The official, who spoke on condition of anonymity as he was not officially permitted to speak on the issue, said, “The call for a new revenue allocation formula has been on for a while and we all understand that the states want more revenue to finance their programmes. But one thing you have to understand is that the Federal Government still has the highest responsibility in terms of managing the federation.
“The federation account is currently being managed on a legal framework that allows funds to be shared under three major components: Statutory allocation, Value Added Tax distribution and allocation made under the derivation principle.
“Under statutory allocation, the Federal Government gets 52.68 per cent which is the highest percentage but when it comes to VAT, the Federal Government only takes about 15 per cent while the remaining 85 per cent goes to the states and local governments.
“Currently, we don’t know the percentage the Federal Government would propose as its share of the new allocation formula. I believe that would have to be determined after due consultations between the finance minister and the President.”
A source close to one of the governors, however, said, the governors had yet to sit on the matter and, therefore, they had not taken a position on the proposal by the local governments.
The source added, “Of recent, the local governments have been trying to find some level of independence and they think they can only do that by attacking governors. I don’t think that is a good strategy.”
Meanwhile, spokesperson for the RMAFC, Ibrahim Mohammed, could not be immediately reached as of press time, but a top official in the commission informed one of our correspondents on Friday that the revenue sharing formula review committee would begin work immediately after a retreat meant to prepare them for the task.
The source said, “The committees’ work is a continuous process and not on an ad hoc basis.

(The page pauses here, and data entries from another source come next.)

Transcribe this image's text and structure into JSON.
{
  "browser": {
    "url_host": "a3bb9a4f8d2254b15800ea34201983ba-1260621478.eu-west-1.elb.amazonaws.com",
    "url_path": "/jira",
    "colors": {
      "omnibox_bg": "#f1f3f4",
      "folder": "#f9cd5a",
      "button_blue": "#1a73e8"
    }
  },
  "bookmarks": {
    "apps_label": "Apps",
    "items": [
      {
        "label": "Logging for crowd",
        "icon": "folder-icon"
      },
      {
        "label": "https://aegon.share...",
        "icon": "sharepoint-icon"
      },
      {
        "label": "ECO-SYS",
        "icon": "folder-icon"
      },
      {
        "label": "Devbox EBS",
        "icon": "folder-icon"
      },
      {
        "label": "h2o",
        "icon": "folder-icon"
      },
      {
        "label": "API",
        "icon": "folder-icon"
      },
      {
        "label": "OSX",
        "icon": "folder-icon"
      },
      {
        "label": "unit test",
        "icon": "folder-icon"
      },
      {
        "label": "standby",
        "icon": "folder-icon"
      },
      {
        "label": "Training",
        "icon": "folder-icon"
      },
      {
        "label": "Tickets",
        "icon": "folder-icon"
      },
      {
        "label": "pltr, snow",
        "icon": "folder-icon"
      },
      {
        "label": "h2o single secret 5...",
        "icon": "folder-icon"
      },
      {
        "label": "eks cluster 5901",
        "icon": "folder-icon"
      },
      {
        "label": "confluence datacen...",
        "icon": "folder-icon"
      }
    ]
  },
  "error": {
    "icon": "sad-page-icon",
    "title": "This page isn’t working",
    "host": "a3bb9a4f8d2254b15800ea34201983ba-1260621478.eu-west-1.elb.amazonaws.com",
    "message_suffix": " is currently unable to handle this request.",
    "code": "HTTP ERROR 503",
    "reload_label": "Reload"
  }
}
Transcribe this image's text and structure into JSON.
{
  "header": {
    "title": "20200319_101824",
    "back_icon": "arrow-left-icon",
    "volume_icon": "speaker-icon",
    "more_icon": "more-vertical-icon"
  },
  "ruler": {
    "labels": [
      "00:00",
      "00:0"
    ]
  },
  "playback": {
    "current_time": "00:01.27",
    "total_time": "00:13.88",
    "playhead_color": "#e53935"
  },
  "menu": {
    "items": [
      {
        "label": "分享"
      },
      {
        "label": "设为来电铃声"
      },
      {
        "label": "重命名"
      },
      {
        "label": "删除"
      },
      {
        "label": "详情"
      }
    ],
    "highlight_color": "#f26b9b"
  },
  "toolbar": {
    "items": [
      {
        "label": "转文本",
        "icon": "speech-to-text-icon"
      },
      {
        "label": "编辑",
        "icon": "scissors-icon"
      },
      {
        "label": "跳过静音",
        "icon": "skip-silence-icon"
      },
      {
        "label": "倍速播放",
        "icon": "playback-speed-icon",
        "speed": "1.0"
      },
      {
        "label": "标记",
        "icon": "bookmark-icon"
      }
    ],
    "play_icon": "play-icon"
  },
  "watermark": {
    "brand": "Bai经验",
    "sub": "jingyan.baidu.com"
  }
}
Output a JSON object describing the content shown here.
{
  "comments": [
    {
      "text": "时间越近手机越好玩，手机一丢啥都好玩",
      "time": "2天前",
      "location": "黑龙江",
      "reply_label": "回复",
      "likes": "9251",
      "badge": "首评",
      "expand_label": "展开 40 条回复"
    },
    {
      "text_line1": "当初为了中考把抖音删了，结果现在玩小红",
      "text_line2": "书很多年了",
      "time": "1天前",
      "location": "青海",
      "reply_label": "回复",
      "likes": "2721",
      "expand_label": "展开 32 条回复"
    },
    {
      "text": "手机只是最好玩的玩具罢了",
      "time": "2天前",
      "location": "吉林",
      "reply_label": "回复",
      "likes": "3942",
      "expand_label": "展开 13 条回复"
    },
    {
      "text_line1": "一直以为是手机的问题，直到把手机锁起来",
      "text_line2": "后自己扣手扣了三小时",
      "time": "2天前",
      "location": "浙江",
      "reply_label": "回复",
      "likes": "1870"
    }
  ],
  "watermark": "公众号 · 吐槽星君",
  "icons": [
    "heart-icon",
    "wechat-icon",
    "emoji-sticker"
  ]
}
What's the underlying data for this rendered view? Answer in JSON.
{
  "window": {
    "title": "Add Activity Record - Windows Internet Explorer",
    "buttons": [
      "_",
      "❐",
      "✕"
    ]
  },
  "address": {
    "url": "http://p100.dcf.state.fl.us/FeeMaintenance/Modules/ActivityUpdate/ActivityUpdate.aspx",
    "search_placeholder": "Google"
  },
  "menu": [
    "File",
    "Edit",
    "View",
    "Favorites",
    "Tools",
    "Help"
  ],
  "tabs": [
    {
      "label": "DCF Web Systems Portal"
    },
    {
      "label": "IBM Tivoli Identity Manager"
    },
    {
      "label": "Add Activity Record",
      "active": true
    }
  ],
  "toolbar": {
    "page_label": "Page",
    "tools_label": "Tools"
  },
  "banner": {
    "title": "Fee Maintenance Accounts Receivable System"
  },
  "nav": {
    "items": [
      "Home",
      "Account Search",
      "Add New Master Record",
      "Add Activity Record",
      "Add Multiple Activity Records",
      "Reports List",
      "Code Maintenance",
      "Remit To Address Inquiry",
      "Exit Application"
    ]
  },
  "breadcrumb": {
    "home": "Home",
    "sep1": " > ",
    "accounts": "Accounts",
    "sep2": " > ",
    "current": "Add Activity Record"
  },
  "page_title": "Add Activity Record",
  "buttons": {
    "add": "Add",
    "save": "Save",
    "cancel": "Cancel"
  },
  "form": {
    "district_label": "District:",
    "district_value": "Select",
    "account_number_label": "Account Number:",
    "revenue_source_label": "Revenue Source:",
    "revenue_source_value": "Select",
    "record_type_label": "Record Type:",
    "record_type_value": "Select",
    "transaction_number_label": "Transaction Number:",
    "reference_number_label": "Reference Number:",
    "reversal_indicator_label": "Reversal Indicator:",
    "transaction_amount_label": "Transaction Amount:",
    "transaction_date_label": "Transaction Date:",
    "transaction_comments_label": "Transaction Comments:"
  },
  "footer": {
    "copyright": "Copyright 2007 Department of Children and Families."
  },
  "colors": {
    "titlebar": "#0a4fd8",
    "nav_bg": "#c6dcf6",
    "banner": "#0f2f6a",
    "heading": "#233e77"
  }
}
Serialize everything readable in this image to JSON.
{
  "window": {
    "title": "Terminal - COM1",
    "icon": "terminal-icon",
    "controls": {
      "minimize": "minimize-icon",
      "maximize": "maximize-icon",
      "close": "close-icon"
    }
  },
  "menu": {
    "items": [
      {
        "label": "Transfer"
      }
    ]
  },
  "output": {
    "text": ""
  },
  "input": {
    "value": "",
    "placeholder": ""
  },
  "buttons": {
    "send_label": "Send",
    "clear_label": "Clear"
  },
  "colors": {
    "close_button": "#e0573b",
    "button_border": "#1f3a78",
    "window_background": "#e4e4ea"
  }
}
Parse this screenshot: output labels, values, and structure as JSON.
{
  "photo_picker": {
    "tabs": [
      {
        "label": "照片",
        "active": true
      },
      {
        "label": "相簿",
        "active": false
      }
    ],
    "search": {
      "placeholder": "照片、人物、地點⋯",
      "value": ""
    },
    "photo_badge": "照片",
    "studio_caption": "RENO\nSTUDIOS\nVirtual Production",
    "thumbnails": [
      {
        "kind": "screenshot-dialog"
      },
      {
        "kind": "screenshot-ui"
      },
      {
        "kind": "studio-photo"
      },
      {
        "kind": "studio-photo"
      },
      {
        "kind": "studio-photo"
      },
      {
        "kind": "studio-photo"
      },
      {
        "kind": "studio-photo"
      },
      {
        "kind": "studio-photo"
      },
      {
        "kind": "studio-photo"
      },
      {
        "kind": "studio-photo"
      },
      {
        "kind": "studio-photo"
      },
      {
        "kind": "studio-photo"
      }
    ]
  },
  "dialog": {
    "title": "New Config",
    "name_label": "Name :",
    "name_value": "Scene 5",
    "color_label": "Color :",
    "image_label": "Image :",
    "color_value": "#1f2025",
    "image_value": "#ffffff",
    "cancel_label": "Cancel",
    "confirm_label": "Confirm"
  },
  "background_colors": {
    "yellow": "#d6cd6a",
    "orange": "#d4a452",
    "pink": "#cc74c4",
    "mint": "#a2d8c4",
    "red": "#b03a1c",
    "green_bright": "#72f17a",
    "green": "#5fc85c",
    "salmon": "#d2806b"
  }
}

The public will be informed when it is time to make presentations, town hall meetings, visitations and other procedures. But at the moment we have not got to that stage.
“For now, there will be a retreat where all the members of the committees will be directed on the mandate of the committees. It is after that the major work will start.”
A former Deputy Governor of the Central Bank of Nigeria, Dr Obadiah Mailafia, however, said instead of focusing on the sharing formula, the three tiers of government should focus on how to increase their revenues.
He added, “I think it’s sad that nobody is proposing ideas on how to bake a bigger national cake. The obsession is, rather, on how they will share an ever diminishing cake. The real issue, in my opinion, should be on how to grow the economy so as to boost long-term revenues. The revenue allocation formula is a second-order issue.”